*What is being asked*
Could you write out the records exactly as they are given?

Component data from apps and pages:
================================

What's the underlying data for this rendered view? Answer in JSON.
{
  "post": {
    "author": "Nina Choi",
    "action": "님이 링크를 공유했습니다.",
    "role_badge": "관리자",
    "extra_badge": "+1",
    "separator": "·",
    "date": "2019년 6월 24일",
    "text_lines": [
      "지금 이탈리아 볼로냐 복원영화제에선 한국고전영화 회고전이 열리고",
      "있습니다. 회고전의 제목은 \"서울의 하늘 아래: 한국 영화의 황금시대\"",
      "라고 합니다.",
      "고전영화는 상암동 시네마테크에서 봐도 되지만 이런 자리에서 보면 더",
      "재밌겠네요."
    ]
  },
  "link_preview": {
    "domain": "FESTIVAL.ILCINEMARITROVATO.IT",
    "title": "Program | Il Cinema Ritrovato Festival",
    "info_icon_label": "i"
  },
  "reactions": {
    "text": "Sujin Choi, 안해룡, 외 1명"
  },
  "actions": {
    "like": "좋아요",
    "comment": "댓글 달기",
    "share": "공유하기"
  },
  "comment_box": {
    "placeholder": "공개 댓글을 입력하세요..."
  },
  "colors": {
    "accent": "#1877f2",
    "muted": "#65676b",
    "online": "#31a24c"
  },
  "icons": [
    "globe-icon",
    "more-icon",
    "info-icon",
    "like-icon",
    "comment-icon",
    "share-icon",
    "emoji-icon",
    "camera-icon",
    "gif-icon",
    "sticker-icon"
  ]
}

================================

*Exercise response*
What's the underlying data for this rendered view? Answer in JSON.
{
  "post": {
    "author": "Nina Choi",
    "action": "님이 링크를 공유했습니다.",
    "role_badge": "관리자",
    "extra_badge": "+1",
    "separator": "·",
    "date": "2019년 6월 24일",
    "text_lines": [
      "지금 이탈리아 볼로냐 복원영화제에선 한국고전영화 회고전이 열리고",
      "있습니다. 회고전의 제목은 \"서울의 하늘 아래: 한국 영화의 황금시대\"",
      "라고 합니다.",
      "고전영화는 상암동 시네마테크에서 봐도 되지만 이런 자리에서 보면 더",
      "재밌겠네요."
    ]
  },
  "link_preview": {
    "domain": "FESTIVAL.ILCINEMARITROVATO.IT",
    "title": "Program | Il Cinema Ritrovato Festival",
    "info_icon_label": "i"
  },
  "reactions": {
    "text": "Sujin Choi, 안해룡, 외 1명"
  },
  "actions": {
    "like": "좋아요",
    "comment": "댓글 달기",
    "share": "공유하기"
  },
  "comment_box": {
    "placeholder": "공개 댓글을 입력하세요..."
  },
  "colors": {
    "accent": "#1877f2",
    "muted": "#65676b",
    "online": "#31a24c"
  },
  "icons": [
    "globe-icon",
    "more-icon",
    "info-icon",
    "like-icon",
    "comment-icon",
    "share-icon",
    "emoji-icon",
    "camera-icon",
    "gif-icon",
    "sticker-icon"
  ]
}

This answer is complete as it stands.